Russia isn’t in a good spot strategically or financially, so buzzing a guided missile destroyer while it prepares to ramp up its support for Ukraine separatism in the summer are two ways it can signal its intentions and limited power. Moscow still has some options to force its own set of concessions from Kiev and Washington, but those are dwindling. And as they dwindle, the Russians may get more desperate.
One more thread needs to be considered. Russia’s partial extraction from Syria last month was timed to assist the looming next round of Ukraine negotiations. From Washington’s perspective, the Russians did it a favour by assisting Syrian President Bashar al Assad. But the help hasn’t boosted Moscow’s position as much as it thought.
Since the US announced it wouldn’t support the Syrian regime, in late 2015 it faced a potential scenario in which the Islamic State (the strongest non-state group in Syria) was poised to take advantage of the failing regime to control the entire Syrian state. That was unacceptable for both the US and Russia.
So the Russians stepped in to assist their long-time ally Mr al Assad and avoid the regime’s collapse. Russia had its own reasons to make this move, but the cold facts of geopolitics were the true driving force. The Syrian regime was subsequently strengthened and even retook key strategic towns and roadways, pushing rebel and IS forces back. All with help from Russian advisors, special forces and airpower.
Whether the US and Russia came to an understanding about this is known only to those operating in the shadows. To discover exactly what was spoken between the two powers, the public will have to wait 50 years until the intelligence files are declassified – if they ever are.
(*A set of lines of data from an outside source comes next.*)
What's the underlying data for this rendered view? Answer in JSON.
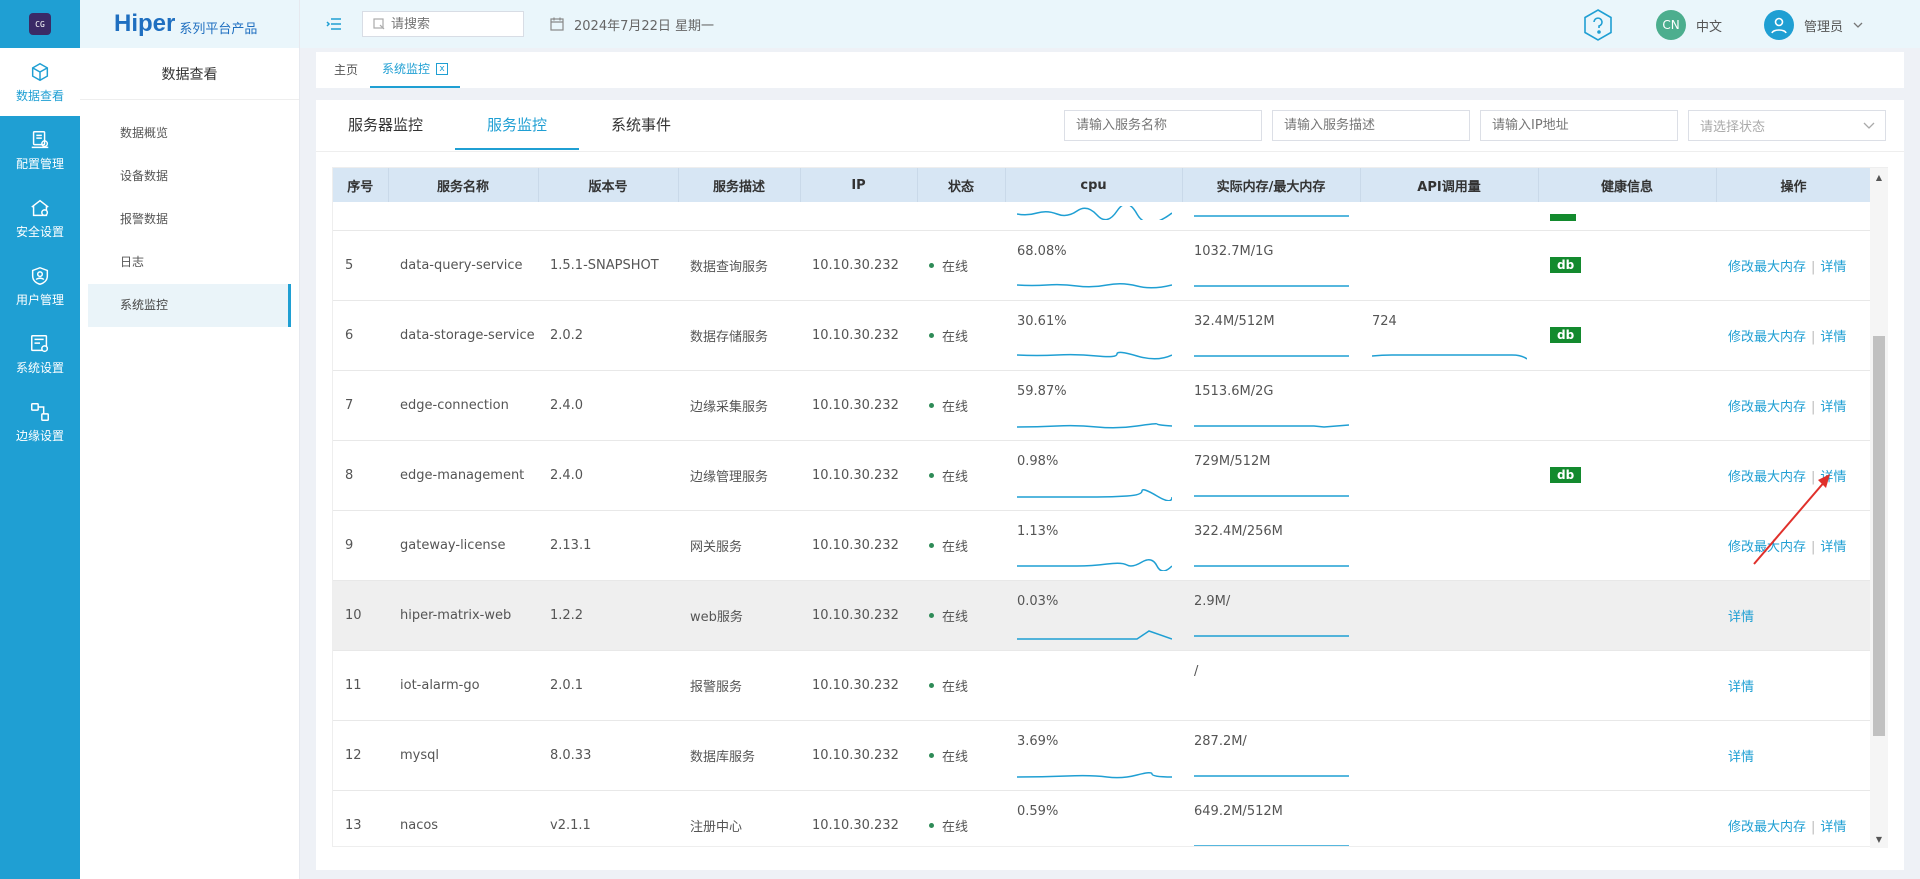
{
  "rail": {
    "logo_text": "CG",
    "items": [
      {
        "label": "数据查看",
        "icon": "data-view-icon",
        "active": true
      },
      {
        "label": "配置管理",
        "icon": "config-icon"
      },
      {
        "label": "安全设置",
        "icon": "security-icon"
      },
      {
        "label": "用户管理",
        "icon": "user-shield-icon"
      },
      {
        "label": "系统设置",
        "icon": "system-settings-icon"
      },
      {
        "label": "边缘设置",
        "icon": "edge-settings-icon"
      }
    ]
  },
  "brand": {
    "name": "Hiper",
    "suffix": "系列平台产品"
  },
  "submenu": {
    "title": "数据查看",
    "items": [
      "数据概览",
      "设备数据",
      "报警数据",
      "日志",
      "系统监控"
    ]
  },
  "header": {
    "search_placeholder": "请搜索",
    "date": "2024年7月22日 星期一",
    "lang_badge": "CN",
    "lang_label": "中文",
    "user_name": "管理员"
  },
  "tabs": [
    {
      "label": "主页"
    },
    {
      "label": "系统监控",
      "active": true,
      "close": "x"
    }
  ],
  "content_tabs": [
    "服务器监控",
    "服务监控",
    "系统事件"
  ],
  "filters": {
    "name_placeholder": "请输入服务名称",
    "desc_placeholder": "请输入服务描述",
    "ip_placeholder": "请输入IP地址",
    "status_placeholder": "请选择状态"
  },
  "table": {
    "columns": [
      "序号",
      "服务名称",
      "版本号",
      "服务描述",
      "IP",
      "状态",
      "cpu",
      "实际内存/最大内存",
      "API调用量",
      "健康信息",
      "操作"
    ],
    "rows": [
      {
        "idx": "5",
        "name": "data-query-service",
        "version": "1.5.1-SNAPSHOT",
        "desc": "数据查询服务",
        "ip": "10.10.30.232",
        "status": "在线",
        "cpu": "68.08%",
        "mem": "1032.7M/1G",
        "api": "",
        "health": "db",
        "ops": [
          "修改最大内存",
          "详情"
        ]
      },
      {
        "idx": "6",
        "name": "data-storage-service",
        "version": "2.0.2",
        "desc": "数据存储服务",
        "ip": "10.10.30.232",
        "status": "在线",
        "cpu": "30.61%",
        "mem": "32.4M/512M",
        "api": "724",
        "health": "db",
        "ops": [
          "修改最大内存",
          "详情"
        ]
      },
      {
        "idx": "7",
        "name": "edge-connection",
        "version": "2.4.0",
        "desc": "边缘采集服务",
        "ip": "10.10.30.232",
        "status": "在线",
        "cpu": "59.87%",
        "mem": "1513.6M/2G",
        "api": "",
        "health": "",
        "ops": [
          "修改最大内存",
          "详情"
        ]
      },
      {
        "idx": "8",
        "name": "edge-management",
        "version": "2.4.0",
        "desc": "边缘管理服务",
        "ip": "10.10.30.232",
        "status": "在线",
        "cpu": "0.98%",
        "mem": "729M/512M",
        "api": "",
        "health": "db",
        "ops": [
          "修改最大内存",
          "详情"
        ]
      },
      {
        "idx": "9",
        "name": "gateway-license",
        "version": "2.13.1",
        "desc": "网关服务",
        "ip": "10.10.30.232",
        "status": "在线",
        "cpu": "1.13%",
        "mem": "322.4M/256M",
        "api": "",
        "health": "",
        "ops": [
          "修改最大内存",
          "详情"
        ]
      },
      {
        "idx": "10",
        "name": "hiper-matrix-web",
        "version": "1.2.2",
        "desc": "web服务",
        "ip": "10.10.30.232",
        "status": "在线",
        "cpu": "0.03%",
        "mem": "2.9M/",
        "api": "",
        "health": "",
        "ops": [
          "详情"
        ]
      },
      {
        "idx": "11",
        "name": "iot-alarm-go",
        "version": "2.0.1",
        "desc": "报警服务",
        "ip": "10.10.30.232",
        "status": "在线",
        "cpu": "",
        "mem": "/",
        "api": "",
        "health": "",
        "ops": [
          "详情"
        ]
      },
      {
        "idx": "12",
        "name": "mysql",
        "version": "8.0.33",
        "desc": "数据库服务",
        "ip": "10.10.30.232",
        "status": "在线",
        "cpu": "3.69%",
        "mem": "287.2M/",
        "api": "",
        "health": "",
        "ops": [
          "详情"
        ]
      },
      {
        "idx": "13",
        "name": "nacos",
        "version": "v2.1.1",
        "desc": "注册中心",
        "ip": "10.10.30.232",
        "status": "在线",
        "cpu": "0.59%",
        "mem": "649.2M/512M",
        "api": "",
        "health": "",
        "ops": [
          "修改最大内存",
          "详情"
        ]
      }
    ]
  },
  "colors": {
    "accent": "#1f9fd3",
    "health_badge": "#138a2e",
    "annotation": "#e0302b"
  }
}
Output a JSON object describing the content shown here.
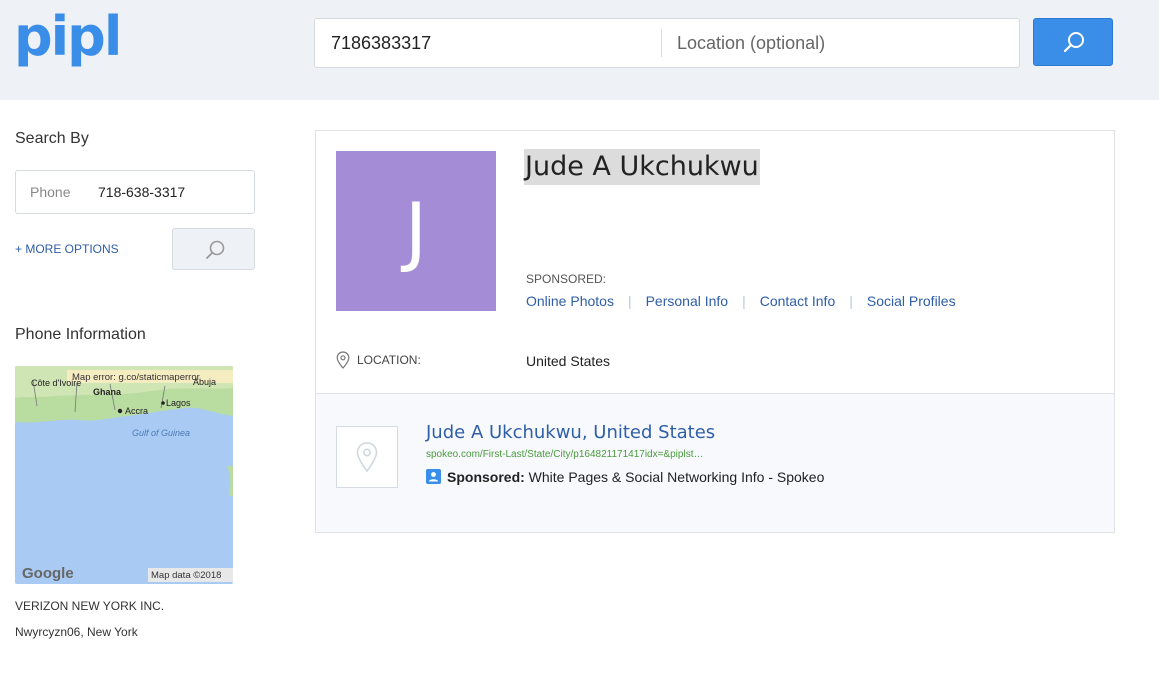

Yet geopolitically, Russia’s intervention gave the US breathing room and meant it wouldn’t need to intervene in Syria after all.
Again, this must be framed along the negotiations unfolding over Ukraine, since that country’s fate is in Moscow’s core interest, not Syria. Mr Putin thought the temporary stabilisation of Syria bought him some goodwill or at least better negotiating terms. Yet judging by the heat of the talks and the buzzing of US warships this week, Mr Putin will now be looking for more effective options to bolster Russia’s stance.